In view of International Women’s Day in March, we’ll hear the stories of two women, Rosie, a mythic American icon and Betty, a still-living legend. Will their courage, strength and sheer grit inspire us all to overcome the serious challenges our world faces now? Can we change our ways — of living, relating, and governing — before it’s too late? Service led by Rev. Sue Ayer, a member of the Wy’east choir.
Theodore Parker was a Unitarian minister and one of this country’s best-known public speakers in the middle years of the 19th century. He was a theologian of freedom and an activist in the cause of abolishing slavery, though a number of colleagues turned against him for his powerfully rational approach to Bible teachings. What would he have to say about current trends in our national life, when racist assertions swirl together with a storm of attacks on reason and logical thought? Service led by Rev. Craig Moro
Happy Groundhog Day, when we celebrate an emergence from darkness into light. Join me on the number two day of the number two month of this new year for a sermon on something we rarely discuss in a religious service. (Hint: it has to do with the number two!) Service led by Rev. Craig Moro
Many of us tell stories about how to fix what’s broken in our lives and in the world. What if we stopped trying to fix things and leaned into possibilities? The Rev. Tracy Springberry is the minister at West Hills UU Fellowship. She loves working with children and families and is co-editor of and a contributor to Chaos, Wonder and the Spiritual Adventure of Parenting: An Anthology
For many people, religion is about power. This could mean extraordinary “supernatural” power, or a daily kind of power over other people. One of my best friends was a PK—preacher’s kid—who once told me that he could pray someone to death if he really wanted to! This may not be the kind of power we want to experience in our religious lives, but does that mean we’re not interested in power at all? Was power of no interest to Dr. Martin Luther King, Nelson Mandela, or Mohandas Gandhi? Let’s ponder these questions together this morning. Service led by Rev. Craig Moro.
Healthy Democracy is a nonprofit nonpartisan organization that works to elevate the voice of citizens in their democracy and to improve the quality of public discourse on issues that matter.

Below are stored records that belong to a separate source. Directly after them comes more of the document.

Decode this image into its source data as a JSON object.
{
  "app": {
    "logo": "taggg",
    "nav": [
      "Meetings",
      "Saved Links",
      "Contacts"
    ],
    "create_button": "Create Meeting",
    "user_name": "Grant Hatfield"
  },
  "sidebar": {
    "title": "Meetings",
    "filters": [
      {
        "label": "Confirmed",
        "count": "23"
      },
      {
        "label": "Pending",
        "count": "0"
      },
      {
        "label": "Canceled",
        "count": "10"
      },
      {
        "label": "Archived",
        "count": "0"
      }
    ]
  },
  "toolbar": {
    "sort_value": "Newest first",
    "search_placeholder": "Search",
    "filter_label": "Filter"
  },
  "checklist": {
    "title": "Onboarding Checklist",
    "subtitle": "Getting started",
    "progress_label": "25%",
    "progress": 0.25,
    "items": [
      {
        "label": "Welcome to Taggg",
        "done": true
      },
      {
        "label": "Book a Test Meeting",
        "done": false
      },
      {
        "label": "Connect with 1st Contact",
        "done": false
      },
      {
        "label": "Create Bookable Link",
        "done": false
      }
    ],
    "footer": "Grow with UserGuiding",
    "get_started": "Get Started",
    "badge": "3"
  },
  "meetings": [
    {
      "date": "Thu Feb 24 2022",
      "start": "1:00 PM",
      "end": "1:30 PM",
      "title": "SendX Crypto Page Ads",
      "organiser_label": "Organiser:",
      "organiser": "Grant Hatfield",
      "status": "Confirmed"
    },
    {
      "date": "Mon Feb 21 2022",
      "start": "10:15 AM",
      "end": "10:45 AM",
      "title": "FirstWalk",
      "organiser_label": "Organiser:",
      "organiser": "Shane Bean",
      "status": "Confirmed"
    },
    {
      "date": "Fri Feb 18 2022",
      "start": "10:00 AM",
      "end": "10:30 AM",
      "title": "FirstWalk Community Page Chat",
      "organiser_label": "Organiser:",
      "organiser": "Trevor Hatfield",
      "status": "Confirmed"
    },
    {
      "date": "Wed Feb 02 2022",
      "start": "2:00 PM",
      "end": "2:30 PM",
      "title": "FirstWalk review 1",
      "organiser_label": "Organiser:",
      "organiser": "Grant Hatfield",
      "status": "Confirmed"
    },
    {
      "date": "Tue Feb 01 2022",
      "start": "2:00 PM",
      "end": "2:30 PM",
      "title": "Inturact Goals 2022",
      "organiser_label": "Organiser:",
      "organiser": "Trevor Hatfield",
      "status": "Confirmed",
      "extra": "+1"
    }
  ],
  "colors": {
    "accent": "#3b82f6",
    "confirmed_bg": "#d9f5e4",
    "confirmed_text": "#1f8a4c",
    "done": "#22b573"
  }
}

Healthy Democracy's flagship program, the Citizens' Initiative Review, brings randomly selected and representative panels of citizens together to objectively evaluate ballot measures and give voters information they can trust.
A program on New Year's resolutions. Many of us know that the Universalists were leaders in the movement to abolish slavery in our country. Did you know they also advocated first Temperance, then Prohibition of the use of what they called "ardent spirits?" What do "spirits" have to do with habits that sometimes seem to enslave us, habits that we would like to change? Service by Rev. Craig Moro

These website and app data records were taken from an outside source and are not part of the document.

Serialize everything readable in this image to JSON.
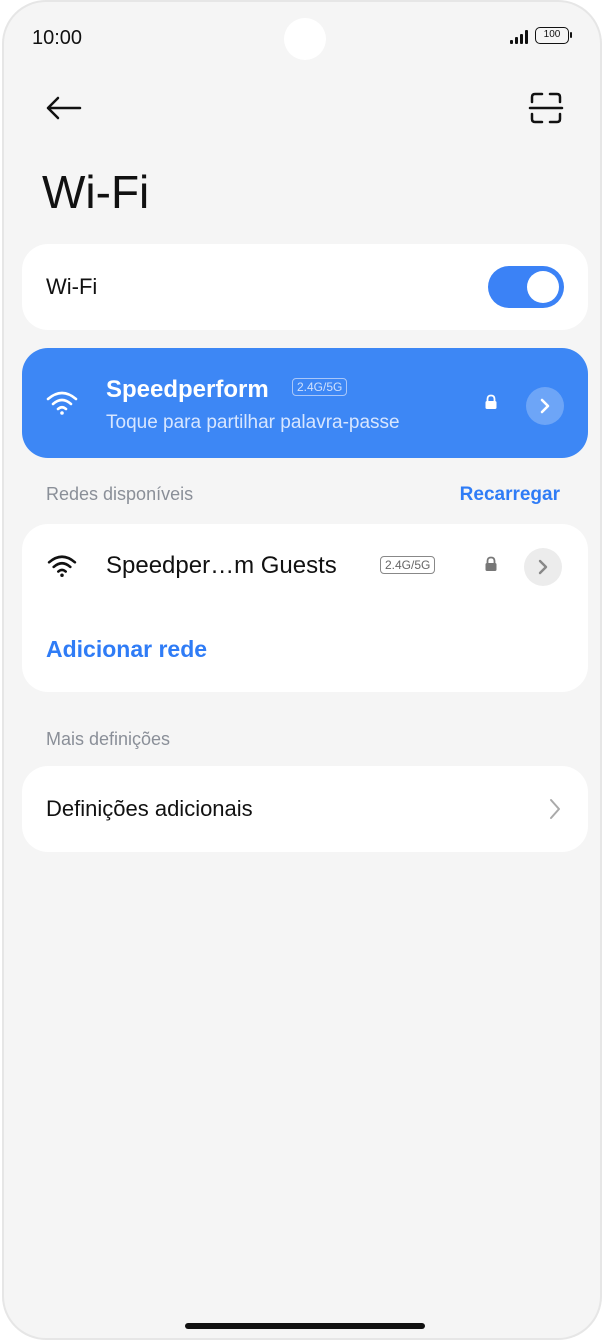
{
  "status_bar": {
    "time": "10:00",
    "battery": "100",
    "icons": [
      "signal-icon",
      "battery-icon"
    ]
  },
  "header": {
    "back_icon": "back-arrow-icon",
    "scan_icon": "qr-scan-icon",
    "title": "Wi-Fi"
  },
  "wifi_toggle": {
    "label": "Wi-Fi",
    "enabled": true
  },
  "connected_network": {
    "name": "Speedperform",
    "band": "2.4G/5G",
    "subtitle": "Toque para partilhar palavra-passe",
    "secured": true
  },
  "available": {
    "section_label": "Redes disponíveis",
    "reload_label": "Recarregar",
    "networks": [
      {
        "name": "Speedper…m Guests",
        "band": "2.4G/5G",
        "secured": true
      }
    ],
    "add_network_label": "Adicionar rede"
  },
  "more_settings": {
    "section_label": "Mais definições",
    "additional_label": "Definições adicionais"
  },
  "colors": {
    "accent": "#3d87f5",
    "link": "#2f7cf6",
    "background": "#f5f5f5"
  }
}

At this winter time of the New Year, there is nothing so warm and cozy as a service where we sing hymns together, particularly those that bring us joy and hope for the days ahead. We will have some hymns picked out ourselves for sure, but you might also come with some favorites and requests. Service led by Wy’east Member Debra Tomsen.

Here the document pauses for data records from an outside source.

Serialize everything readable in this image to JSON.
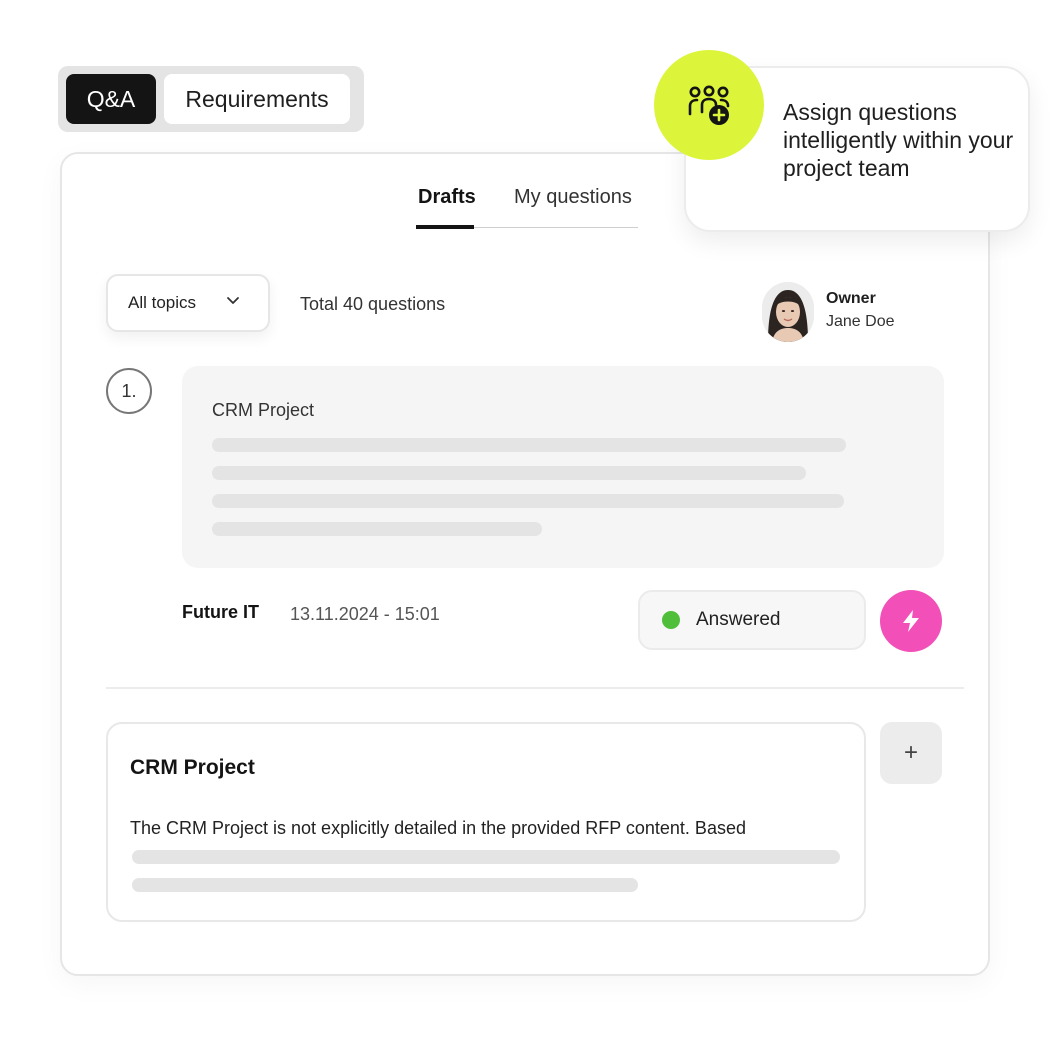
{
  "top_tabs": {
    "active": "Q&A",
    "inactive": "Requirements"
  },
  "sub_tabs": {
    "drafts": "Drafts",
    "my_questions": "My questions"
  },
  "filter": {
    "topics": "All topics",
    "total": "Total 40 questions"
  },
  "owner": {
    "role": "Owner",
    "name": "Jane Doe"
  },
  "question": {
    "number": "1.",
    "title": "CRM Project",
    "company": "Future IT",
    "datetime": "13.11.2024 - 15:01",
    "status": "Answered"
  },
  "answer": {
    "title": "CRM Project",
    "text": "The CRM Project is not explicitly detailed in the provided RFP content. Based",
    "add_label": "+"
  },
  "callout": {
    "text": "Assign questions intelligently within your project team",
    "icon": "team-add-icon"
  },
  "colors": {
    "accent_lime": "#dcf53a",
    "accent_pink": "#f24fb8",
    "status_green": "#4fbf3a",
    "dark": "#141414"
  }
}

Join us for a "traditional" Christmas Eve Service at 5pm. This will be an intergenerational service filled with stories and singing and candlelight. Service led by Wy'east Members.